Choosing a Kitchen Exhaust Fan
Kitchen exhaust systems work through the use of a powerful fan that sucks air from your kitchen and redirects it elsewhere. According to DoItYourself.com, you should always choose a fan that vents to the outside, as fans that vent into attics can be potential fire hazards. The most sanitary fans will also be equipped with filters or screens that can be easily removed for cleaning. While some kitchen exhaust fans are designed for ceilings and utilize the principle of hot air rising, others are designed to operate in hood-like structures that are positioned directly over gas or electric ranges. According to AskTheBuilder.com, to determine how much power or output your ceiling kitchen exhaust fan will need, you can simply take the area of the kitchen floor (200 square feet, for example) and multiply it by two to find the appropriate CFM or cubic feet per minute level (you would need a fan that can suck 400 CFM of air in this instance). According to DoItYourSelf.com, for fans being installed directly over ranges, you will want a fan with a rating of 100 CFM for every 10,000 BTUs (British thermal units) your range produces.

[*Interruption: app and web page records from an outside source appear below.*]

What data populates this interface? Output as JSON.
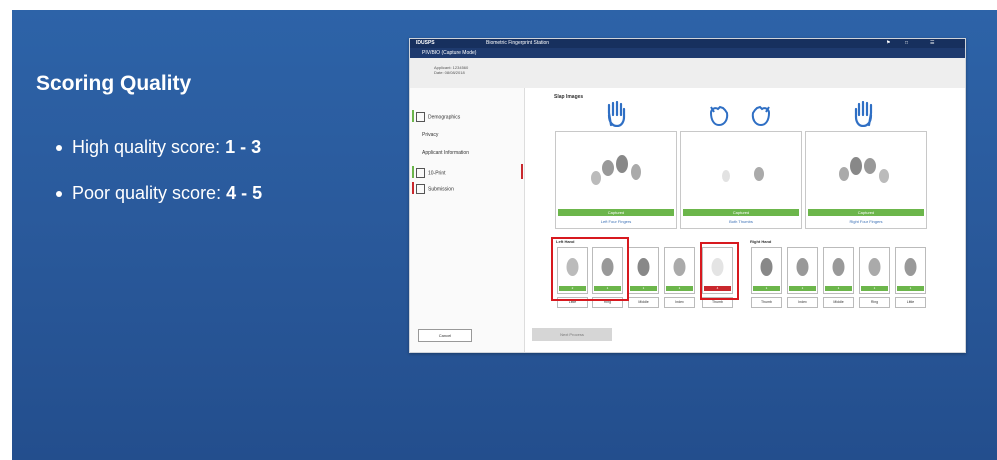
{
  "slide": {
    "title": "Scoring Quality",
    "bullets": [
      {
        "label": "High quality score:",
        "value": "1 - 3"
      },
      {
        "label": "Poor quality score:",
        "value": "4 - 5"
      }
    ]
  },
  "app": {
    "brand": "IDUSPS",
    "center_title": "Biometric Fingerprint Station",
    "subtitle": "PIV/BIO (Capture Mode)",
    "applicant": [
      "Applicant: 1234560",
      "Date: 08/08/2018"
    ],
    "sidebar": [
      {
        "label": "Demographics"
      },
      {
        "label": "Privacy"
      },
      {
        "label": "Applicant Information"
      },
      {
        "label": "10-Print"
      },
      {
        "label": "Submission"
      }
    ],
    "cancel_label": "Cancel",
    "next_label": "Next Process",
    "slap_section": "Slap Images",
    "slaps": [
      {
        "status": "Captured",
        "caption": "Left Four Fingers"
      },
      {
        "status": "Captured",
        "caption": "Both Thumbs"
      },
      {
        "status": "Captured",
        "caption": "Right Four Fingers"
      }
    ],
    "left_hand_label": "Left Hand",
    "right_hand_label": "Right Hand",
    "fingers": [
      {
        "name": "Little",
        "score": "2",
        "poor": false
      },
      {
        "name": "Ring",
        "score": "1",
        "poor": false
      },
      {
        "name": "Middle",
        "score": "1",
        "poor": false
      },
      {
        "name": "Index",
        "score": "1",
        "poor": false
      },
      {
        "name": "Thumb",
        "score": "4",
        "poor": true
      },
      {
        "name": "Thumb",
        "score": "1",
        "poor": false
      },
      {
        "name": "Index",
        "score": "1",
        "poor": false
      },
      {
        "name": "Middle",
        "score": "1",
        "poor": false
      },
      {
        "name": "Ring",
        "score": "1",
        "poor": false
      },
      {
        "name": "Little",
        "score": "1",
        "poor": false
      }
    ]
  },
  "colors": {
    "slide_blue": "#2a5a9c",
    "good_green": "#6cb64b",
    "poor_red": "#c9282d",
    "highlight_red": "#d7191f",
    "hand_blue": "#2f6fc4"
  }
}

No matter what type or size of kitchen exhaust fan you choose, you will need to install ductwork from it to the outside of your home. According to AskTheBuilder.com, the best strategy for installing a do-it-yourself kitchen exhaust system is to have the ductwork extend out through the roof of your home. You can then place a special valve cap on top, which will allow exhaust to flow out, while preventing rain and other precipitation from coming in. Make sure all the joints of your ductwork are covered with a specialized foil duct tape to ensure that no air escapes. Also, avoid making 90-degree bends in your ductwork whenever possible, as this will disrupt airflow.
One common problem with kitchen exhaust systems--especially ones with high-output fans -- is that too much air can be sucked out of your home. This is especially true in more modern homes that are virtually airtight. When this happens, dirty air from chimneys and vents will try to replace the air that has been sucked out. According to AskTheBuilder.com, you can install a makeup-air vent to counteract this problem, which will cycle in fresh air from outside.